practice and considered doing the same with our own products.
However, I thought that such a museum in Turkey would
be of little interest except to industrialists. The idea remained
with me and, whenever I went abroad, I would make a point of visiting
scientific and industrial museums. I remember in particular the
"Deutsches Museum" in Munich and "Science Museum"
in London. But it was when I saw the "Henry Ford Museum"
in Detroit that I immediately decided to gather all my collection
under one roof. After receiving positive views and much encouragement
from my colleagues, my mind was made up.
I started looking for a suitable location and simultaneously
increased my collecting activities. I bought anything I found agreeable,
pleasing, or which attracted my interest. Not every piece was in
good condition, so a workshop had to be established for their restoration.
Meanwhile the search for a suitable site in Istanbul continued.
Eventually Dr. Bülent Bulgurlu, who was been of great
assistance to me in these matters, told me of an alcohol storage
building belonging to the Monopoly Administration at Hasköy on the
Golden Horn. It was now a total ruin, having been destroyed by a
fire in 1984 while it was being used for tobacco storage by the
Monopoly Administration. The garden was abandoned and littered with
barrels. We bought the building in 1991 and had restored it to its
original state by 1993. From its appearance, it could easily be
mistaken for a mosque, or a Byzantine church.
The Rahmi M. Koç Museum was opened to visitors in 1994. In 1996
it was honoured to receive a special award from the Council of Europe's
"European Museum of the Year Award."
In accordance with our expansion plans, in 1996 we
purchased the Hasköy Shipyard, which was being privatized. The shipyard
was founded in 1880 and is just across the road from the present
museum. This proximity and its water frontage make it an ideal site.
Like the Lengerhane, it is listed as a Grade II historical building.
We opened it in July 2001, and exhibit there mostly full-size objects
that, we believe, will be of great interest to visitors, both Turkish
Much effort has been expended by many of my collaborators,
technical people, academics and professors to bring the museum to
its present state. Also universities, schools and the armed forces
have given great support and assistance by supplying exhibition
pieces and in other ways. Many valuable items have been donated
or loaned by visitors to the museum, sometimes anonymously. I would
like to thank them all for their generosity. I would particularly
like to express my thanks and deep gratitude to the Bosphorus University

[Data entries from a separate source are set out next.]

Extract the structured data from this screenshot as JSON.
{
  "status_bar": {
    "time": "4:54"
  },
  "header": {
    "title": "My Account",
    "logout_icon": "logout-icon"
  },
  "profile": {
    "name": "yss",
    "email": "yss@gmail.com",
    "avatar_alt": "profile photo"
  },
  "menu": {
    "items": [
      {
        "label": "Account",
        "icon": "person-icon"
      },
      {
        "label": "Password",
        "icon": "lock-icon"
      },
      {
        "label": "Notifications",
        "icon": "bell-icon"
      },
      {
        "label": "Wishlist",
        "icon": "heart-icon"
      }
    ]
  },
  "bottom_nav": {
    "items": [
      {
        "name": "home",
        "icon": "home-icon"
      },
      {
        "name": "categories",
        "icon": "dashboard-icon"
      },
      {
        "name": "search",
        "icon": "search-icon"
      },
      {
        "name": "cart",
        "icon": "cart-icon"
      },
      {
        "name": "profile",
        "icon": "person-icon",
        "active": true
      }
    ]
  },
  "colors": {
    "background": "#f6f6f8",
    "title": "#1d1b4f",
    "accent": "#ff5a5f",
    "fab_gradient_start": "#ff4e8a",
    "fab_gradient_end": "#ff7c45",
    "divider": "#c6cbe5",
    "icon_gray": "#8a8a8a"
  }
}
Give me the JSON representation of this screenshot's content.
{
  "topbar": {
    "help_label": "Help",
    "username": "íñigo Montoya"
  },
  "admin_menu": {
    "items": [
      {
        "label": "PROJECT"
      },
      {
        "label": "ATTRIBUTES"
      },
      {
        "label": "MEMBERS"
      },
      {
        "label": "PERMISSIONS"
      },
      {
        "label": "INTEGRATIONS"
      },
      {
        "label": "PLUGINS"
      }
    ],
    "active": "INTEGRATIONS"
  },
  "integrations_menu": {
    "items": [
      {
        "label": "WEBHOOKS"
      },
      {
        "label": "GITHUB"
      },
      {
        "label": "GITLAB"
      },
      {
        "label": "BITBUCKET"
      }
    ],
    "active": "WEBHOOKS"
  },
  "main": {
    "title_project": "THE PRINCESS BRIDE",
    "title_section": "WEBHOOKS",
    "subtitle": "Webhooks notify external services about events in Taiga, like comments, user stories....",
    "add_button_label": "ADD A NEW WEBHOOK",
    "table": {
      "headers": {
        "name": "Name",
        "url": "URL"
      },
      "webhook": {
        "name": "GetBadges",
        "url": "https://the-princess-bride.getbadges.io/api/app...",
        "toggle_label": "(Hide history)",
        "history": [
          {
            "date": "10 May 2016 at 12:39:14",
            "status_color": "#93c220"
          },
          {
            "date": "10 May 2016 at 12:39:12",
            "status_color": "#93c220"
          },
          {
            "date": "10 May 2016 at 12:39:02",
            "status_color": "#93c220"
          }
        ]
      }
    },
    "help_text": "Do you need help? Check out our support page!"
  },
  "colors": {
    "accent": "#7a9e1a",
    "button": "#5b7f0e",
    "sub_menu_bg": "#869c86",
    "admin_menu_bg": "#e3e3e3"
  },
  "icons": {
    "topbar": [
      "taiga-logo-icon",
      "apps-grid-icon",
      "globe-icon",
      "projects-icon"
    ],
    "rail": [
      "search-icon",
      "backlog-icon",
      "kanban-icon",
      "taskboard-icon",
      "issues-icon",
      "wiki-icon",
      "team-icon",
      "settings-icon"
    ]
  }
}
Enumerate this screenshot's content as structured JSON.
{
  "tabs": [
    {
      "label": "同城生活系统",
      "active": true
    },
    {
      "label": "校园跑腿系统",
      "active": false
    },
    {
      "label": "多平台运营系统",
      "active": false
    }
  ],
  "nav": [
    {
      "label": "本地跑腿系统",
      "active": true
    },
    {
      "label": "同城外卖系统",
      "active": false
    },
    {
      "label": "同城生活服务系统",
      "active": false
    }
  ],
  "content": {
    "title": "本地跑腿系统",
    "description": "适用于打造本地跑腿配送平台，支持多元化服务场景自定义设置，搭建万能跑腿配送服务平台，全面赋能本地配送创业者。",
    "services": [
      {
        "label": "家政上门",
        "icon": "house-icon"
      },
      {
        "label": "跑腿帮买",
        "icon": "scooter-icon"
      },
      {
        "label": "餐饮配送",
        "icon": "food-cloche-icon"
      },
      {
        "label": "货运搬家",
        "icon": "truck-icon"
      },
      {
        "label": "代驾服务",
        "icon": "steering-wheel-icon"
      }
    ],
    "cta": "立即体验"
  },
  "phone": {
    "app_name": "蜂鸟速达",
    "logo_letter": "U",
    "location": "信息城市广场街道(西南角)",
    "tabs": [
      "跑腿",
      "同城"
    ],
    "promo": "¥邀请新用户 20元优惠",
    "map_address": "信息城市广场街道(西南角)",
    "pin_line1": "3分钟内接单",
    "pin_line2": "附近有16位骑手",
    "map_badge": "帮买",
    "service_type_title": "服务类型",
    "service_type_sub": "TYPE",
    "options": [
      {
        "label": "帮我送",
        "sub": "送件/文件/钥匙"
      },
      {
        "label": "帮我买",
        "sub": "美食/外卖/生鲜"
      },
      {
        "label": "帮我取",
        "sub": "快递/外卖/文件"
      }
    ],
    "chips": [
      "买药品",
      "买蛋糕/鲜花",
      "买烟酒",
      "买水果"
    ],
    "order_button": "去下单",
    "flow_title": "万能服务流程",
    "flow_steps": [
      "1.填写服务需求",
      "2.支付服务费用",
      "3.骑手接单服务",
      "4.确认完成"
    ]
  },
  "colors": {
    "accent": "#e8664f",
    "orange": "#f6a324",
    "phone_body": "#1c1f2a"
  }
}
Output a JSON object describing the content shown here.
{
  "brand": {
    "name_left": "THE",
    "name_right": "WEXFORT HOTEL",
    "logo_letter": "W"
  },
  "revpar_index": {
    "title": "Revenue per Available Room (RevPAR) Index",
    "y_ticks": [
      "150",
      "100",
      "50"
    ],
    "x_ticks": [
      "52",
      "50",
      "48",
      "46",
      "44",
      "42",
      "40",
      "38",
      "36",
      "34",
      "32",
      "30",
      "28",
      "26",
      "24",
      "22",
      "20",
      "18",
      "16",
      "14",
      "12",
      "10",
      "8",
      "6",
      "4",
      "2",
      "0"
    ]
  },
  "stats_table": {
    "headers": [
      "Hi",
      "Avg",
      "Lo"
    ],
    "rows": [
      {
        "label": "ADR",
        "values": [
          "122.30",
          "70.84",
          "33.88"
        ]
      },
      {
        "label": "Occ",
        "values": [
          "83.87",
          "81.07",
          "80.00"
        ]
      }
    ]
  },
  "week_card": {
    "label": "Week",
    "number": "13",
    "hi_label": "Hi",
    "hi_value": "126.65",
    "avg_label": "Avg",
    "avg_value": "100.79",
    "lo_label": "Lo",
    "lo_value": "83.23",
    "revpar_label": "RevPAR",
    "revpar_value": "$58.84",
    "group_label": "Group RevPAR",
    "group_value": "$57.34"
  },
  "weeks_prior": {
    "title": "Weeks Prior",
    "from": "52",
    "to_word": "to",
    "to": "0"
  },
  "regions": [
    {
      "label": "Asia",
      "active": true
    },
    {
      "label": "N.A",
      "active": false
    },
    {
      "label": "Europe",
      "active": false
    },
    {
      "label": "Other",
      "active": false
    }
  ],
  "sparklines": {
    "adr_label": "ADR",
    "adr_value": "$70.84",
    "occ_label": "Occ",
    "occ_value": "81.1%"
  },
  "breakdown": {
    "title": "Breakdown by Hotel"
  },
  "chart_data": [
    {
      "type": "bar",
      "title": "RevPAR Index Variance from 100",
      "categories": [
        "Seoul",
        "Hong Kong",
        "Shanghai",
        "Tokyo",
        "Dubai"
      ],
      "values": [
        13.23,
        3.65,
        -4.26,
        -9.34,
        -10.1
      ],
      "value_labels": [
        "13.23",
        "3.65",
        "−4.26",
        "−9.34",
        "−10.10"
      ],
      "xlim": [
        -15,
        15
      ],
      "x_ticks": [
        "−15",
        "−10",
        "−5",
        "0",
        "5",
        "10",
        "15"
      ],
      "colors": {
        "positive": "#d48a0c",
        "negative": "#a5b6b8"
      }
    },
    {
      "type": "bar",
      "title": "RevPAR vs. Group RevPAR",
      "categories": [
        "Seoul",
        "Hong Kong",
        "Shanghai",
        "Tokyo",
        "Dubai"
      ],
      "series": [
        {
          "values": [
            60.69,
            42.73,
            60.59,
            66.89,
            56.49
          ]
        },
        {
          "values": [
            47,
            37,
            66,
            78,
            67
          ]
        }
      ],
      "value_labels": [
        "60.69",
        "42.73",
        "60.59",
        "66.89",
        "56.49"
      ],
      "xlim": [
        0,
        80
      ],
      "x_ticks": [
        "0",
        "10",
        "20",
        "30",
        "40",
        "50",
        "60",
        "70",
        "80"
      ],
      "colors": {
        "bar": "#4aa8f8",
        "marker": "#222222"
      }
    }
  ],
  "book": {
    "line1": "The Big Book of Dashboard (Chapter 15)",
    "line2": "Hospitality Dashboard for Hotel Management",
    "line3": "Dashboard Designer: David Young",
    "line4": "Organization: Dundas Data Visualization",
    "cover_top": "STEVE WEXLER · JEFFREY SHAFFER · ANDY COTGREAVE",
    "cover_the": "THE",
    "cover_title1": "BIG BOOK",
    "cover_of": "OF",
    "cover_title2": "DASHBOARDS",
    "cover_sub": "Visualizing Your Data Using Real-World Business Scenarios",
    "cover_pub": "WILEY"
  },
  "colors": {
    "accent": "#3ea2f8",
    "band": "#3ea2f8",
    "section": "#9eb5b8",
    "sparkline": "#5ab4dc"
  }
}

and the Kandilli Observatory for having pioneered such a valuable
trend. It is true that a lot of time, effort and cost have been
expended, but this is amply repaid by the appreciation of the visitors
and increase of their numbers with time.